In the zebrafish, Fgf and Hh signalling assign anterior and posterior identity, respectively, to the poles of the developing ear. Mis-expression of fgf3 or inhibition of Hh signalling results in double-anterior ears, including ectopic expression of hmx3a. To understand how this double-anterior pattern is established, we characterised transcriptional responses in Fgf gain-of-signalling or Hh loss-of-signalling backgrounds. Mis-expression of fgf3 resulted in rapid expansion of anterior otic markers, refining over time to give the duplicated pattern. Response to Hh inhibition was very different: initial anteroposterior asymmetry was retained, with de novo duplicate expression domains appearing later. We show that Hmx3a is required for normal anterior otic patterning, and that otic patterning defects in hmx3a-/mutants are a close phenocopy to those seen in fgf3-/- mutants. However, neither loss nor gain of hmx3a function was sufficient to generate full ear duplications.
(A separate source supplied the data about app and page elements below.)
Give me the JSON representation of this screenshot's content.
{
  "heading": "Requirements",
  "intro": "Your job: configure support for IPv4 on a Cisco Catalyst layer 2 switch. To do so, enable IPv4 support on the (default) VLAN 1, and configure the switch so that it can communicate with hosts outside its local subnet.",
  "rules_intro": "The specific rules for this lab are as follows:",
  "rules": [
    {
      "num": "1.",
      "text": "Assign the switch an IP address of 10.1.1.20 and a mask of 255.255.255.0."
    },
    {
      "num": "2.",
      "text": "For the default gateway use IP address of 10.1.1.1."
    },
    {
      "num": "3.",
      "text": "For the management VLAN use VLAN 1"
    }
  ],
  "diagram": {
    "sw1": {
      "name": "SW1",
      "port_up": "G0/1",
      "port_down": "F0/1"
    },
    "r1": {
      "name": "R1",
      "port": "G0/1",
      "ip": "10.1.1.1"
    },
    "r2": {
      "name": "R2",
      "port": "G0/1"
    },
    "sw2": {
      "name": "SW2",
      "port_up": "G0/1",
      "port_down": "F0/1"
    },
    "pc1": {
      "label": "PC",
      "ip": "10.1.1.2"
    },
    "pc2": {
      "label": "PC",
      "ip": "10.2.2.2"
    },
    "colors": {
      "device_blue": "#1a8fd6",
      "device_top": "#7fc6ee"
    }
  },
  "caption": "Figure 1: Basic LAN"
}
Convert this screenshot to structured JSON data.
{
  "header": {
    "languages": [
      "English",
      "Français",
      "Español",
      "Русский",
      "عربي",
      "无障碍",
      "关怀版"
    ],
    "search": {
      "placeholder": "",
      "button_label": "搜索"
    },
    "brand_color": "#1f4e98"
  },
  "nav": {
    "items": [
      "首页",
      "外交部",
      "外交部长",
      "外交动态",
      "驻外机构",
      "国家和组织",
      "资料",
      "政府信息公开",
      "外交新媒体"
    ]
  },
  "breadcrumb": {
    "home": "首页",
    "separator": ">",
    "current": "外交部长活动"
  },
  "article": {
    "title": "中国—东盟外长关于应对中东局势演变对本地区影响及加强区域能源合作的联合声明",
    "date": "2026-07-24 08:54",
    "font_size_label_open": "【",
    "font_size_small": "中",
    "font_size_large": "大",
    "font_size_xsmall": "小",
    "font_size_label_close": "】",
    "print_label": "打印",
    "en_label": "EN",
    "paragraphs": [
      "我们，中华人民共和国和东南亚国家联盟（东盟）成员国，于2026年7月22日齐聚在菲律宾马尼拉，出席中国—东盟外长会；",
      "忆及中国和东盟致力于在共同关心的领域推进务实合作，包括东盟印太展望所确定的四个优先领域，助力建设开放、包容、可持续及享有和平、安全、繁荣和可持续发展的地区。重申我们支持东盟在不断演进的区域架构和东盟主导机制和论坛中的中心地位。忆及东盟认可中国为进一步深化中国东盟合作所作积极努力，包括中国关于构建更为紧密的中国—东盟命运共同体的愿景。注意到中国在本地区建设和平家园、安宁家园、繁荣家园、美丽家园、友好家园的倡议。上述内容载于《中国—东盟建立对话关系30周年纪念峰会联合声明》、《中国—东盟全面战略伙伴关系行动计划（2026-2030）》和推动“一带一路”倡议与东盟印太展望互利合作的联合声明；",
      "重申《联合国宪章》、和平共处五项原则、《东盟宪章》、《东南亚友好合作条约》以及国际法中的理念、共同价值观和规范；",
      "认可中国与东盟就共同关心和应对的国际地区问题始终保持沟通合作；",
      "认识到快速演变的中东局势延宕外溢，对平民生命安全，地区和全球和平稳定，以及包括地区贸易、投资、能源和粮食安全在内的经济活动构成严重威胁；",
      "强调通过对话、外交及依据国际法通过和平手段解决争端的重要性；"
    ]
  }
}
Using our data to infer a transcriptional regulatory network required for acquisition of otic anterior identity, we can recapitulate both the wild-type and the double-anterior pattern in a mathematical model.
ASJC Scopus subject areas
- Ecology, Evolution, Behavior and Systematics
- Molecular Biology
- Cancer Research